The following year saw the release of Dirt Farmer, Helm’s first solo album in 25 years, a primarily acoustic effort informed by Appalachian folk, country, and blues, that showed Helm had gotten most of his voice back and was playing as well as ever. Later that year, the album won the Grammy award for Traditional Folk Album. 2009’s Electric Dirt, as the title suggests featured an electric band and a more upbeat but still traditionalist tone.  A documentary about Helm, Ain’t in It for My Health: A Film About Levon Helm, opened to rave reviews in 2010. Helm started taking his Midnight Ramble shows on the road, and Ramble at the Ryman, which captured highlights of Helm’s 2008 concert at Nashville’s Ryman Auditorium, was released on both CD and DVD in 2011. In spring of the following year, Helm’s family announced that he was in the end stages of cancer.

Levon Helm died on April 19, 2012.

The legacy of Levon Helm and The Band puts them on a par with The Beatles and Elvis Presley.
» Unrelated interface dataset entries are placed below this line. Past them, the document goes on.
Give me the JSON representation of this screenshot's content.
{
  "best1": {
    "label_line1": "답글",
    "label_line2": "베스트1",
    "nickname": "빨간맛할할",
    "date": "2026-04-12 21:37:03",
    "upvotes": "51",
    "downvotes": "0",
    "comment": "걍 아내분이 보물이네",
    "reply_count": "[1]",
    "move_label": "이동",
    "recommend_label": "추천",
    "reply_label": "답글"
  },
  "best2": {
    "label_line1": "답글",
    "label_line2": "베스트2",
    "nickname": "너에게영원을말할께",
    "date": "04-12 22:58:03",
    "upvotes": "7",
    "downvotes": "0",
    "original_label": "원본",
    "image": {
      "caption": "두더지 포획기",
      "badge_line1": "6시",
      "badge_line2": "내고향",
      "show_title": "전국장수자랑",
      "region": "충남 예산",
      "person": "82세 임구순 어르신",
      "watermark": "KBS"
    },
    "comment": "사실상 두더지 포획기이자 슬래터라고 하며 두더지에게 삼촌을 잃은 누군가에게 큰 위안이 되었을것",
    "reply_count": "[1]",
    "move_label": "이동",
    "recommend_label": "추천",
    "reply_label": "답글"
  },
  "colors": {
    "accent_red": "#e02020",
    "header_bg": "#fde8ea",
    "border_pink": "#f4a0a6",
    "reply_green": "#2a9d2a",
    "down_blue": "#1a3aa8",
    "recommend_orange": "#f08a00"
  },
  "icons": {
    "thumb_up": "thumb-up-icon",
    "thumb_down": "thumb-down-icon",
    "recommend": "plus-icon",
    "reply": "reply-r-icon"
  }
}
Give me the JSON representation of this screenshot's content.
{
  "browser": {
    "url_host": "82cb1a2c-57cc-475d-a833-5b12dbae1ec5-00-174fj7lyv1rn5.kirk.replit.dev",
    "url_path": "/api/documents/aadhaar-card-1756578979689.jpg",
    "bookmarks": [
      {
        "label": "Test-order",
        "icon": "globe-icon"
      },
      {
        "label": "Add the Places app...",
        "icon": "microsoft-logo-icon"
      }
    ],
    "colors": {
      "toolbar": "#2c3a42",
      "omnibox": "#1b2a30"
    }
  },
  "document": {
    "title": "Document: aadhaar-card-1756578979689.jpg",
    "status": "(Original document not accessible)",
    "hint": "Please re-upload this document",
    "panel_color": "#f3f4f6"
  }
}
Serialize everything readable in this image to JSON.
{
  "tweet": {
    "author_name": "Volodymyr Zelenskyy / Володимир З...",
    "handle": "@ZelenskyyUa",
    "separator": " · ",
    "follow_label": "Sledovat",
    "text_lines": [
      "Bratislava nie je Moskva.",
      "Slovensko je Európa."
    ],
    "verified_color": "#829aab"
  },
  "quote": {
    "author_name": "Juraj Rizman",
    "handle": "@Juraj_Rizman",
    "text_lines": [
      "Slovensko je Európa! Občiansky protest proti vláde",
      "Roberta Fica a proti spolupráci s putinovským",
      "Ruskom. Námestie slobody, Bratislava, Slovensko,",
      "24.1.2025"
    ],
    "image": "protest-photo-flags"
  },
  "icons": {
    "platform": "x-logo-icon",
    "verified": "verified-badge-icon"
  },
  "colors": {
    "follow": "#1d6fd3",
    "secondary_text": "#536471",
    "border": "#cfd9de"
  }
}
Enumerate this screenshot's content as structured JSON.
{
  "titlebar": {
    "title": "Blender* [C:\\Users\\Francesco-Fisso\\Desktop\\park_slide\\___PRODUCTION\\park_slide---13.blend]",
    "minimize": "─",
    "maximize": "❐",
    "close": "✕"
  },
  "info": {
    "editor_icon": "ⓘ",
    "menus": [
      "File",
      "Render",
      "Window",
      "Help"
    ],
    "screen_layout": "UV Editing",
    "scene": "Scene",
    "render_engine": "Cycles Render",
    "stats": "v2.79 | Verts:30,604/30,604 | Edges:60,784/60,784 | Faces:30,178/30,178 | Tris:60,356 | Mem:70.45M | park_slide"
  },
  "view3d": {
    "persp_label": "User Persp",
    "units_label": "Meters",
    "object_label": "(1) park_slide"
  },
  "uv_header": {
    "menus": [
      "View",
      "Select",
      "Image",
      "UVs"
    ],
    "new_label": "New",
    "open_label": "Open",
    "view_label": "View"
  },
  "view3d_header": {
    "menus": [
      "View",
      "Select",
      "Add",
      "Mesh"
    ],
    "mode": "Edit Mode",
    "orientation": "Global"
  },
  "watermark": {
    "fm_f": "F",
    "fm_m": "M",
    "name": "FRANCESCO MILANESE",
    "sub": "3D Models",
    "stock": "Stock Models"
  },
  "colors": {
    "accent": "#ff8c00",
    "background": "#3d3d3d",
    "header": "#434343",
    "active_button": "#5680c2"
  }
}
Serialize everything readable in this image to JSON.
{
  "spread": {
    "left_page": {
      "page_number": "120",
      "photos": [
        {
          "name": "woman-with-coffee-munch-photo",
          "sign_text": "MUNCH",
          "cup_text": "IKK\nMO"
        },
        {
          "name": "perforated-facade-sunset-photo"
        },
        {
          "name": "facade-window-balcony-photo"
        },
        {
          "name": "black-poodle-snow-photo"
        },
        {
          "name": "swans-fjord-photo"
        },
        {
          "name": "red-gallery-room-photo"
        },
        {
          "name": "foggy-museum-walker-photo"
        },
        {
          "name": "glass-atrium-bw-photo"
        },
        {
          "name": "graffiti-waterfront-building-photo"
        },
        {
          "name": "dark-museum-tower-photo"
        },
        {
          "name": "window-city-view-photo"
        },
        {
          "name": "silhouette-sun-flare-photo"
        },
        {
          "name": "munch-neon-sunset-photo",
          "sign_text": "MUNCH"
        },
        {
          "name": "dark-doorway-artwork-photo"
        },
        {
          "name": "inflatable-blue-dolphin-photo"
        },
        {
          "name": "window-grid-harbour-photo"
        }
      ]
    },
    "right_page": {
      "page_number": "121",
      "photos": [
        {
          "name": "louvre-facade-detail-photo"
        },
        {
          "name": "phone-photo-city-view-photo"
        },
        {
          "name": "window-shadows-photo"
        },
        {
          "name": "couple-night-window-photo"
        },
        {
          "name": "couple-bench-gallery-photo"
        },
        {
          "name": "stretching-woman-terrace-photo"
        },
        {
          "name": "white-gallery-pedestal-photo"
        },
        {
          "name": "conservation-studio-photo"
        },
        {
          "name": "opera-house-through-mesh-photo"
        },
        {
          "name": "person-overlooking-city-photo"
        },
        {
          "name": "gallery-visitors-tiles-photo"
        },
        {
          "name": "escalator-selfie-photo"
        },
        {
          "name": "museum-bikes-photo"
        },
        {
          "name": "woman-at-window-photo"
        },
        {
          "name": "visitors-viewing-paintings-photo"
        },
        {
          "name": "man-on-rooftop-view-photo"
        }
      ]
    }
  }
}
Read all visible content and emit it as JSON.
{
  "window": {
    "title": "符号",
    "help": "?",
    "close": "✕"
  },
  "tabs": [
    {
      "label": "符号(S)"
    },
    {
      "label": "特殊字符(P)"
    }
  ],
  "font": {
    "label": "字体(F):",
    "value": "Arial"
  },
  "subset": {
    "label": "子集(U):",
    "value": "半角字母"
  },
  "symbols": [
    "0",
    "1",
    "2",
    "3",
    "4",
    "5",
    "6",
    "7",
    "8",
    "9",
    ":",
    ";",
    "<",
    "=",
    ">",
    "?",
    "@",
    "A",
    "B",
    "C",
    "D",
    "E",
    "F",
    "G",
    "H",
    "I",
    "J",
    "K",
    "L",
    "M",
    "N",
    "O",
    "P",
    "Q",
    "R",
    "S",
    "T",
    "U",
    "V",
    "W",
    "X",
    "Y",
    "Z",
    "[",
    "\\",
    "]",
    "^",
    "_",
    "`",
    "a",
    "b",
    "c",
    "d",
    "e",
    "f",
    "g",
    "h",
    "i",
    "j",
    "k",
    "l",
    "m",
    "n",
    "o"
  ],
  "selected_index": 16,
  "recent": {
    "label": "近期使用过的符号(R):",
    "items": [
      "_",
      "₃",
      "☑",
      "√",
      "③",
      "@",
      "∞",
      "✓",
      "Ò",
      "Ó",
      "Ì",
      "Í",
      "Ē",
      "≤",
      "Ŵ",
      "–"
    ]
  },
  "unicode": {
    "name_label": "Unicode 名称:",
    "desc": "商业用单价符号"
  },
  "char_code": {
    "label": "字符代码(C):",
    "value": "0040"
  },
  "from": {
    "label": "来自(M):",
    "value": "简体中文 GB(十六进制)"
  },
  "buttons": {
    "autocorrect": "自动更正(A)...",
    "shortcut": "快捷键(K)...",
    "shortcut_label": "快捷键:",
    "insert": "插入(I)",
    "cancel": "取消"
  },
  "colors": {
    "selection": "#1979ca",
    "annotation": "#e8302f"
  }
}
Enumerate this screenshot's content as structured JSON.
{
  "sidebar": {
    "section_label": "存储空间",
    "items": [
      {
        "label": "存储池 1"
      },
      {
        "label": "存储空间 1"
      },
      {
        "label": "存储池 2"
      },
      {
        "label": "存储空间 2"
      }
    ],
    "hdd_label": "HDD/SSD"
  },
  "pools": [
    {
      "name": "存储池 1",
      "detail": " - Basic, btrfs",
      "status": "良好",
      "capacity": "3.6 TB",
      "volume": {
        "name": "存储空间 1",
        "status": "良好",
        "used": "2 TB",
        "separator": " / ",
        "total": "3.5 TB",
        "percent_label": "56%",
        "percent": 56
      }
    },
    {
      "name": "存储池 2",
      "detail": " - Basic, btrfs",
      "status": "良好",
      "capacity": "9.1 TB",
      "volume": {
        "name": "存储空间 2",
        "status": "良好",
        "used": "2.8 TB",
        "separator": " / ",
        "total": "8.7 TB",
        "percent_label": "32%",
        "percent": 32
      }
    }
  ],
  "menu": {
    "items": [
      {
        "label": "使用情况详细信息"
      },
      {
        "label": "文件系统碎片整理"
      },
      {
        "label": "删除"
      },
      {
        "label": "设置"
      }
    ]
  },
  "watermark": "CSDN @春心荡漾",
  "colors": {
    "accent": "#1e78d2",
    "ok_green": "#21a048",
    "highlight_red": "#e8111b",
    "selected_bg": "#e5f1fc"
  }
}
When they were initially assembled as members of The Hawks, each musician brought extraordinary musicianship and the most eclectic of musical influences that could be imagined. The time that they served to make Ronnie Hawkins’ and Bob Dylan’s music come to life was only their musical apprenticeship. This was crucial time spent in learning how to make somebody else sound great! It was as if they were a top of the line live studio band. The Band represented what it meant to collaborate and surrender your heart and soul to the collective ensemble. Then, when it came time for Music From Big Pink, The Band created their own genre of music that became known as Americana. And they did it with soul, feeling, and musicianship of the highest caliber.

The Band was inducted into the Rock and Roll Hall of Fame in 1994.




Made with Padlet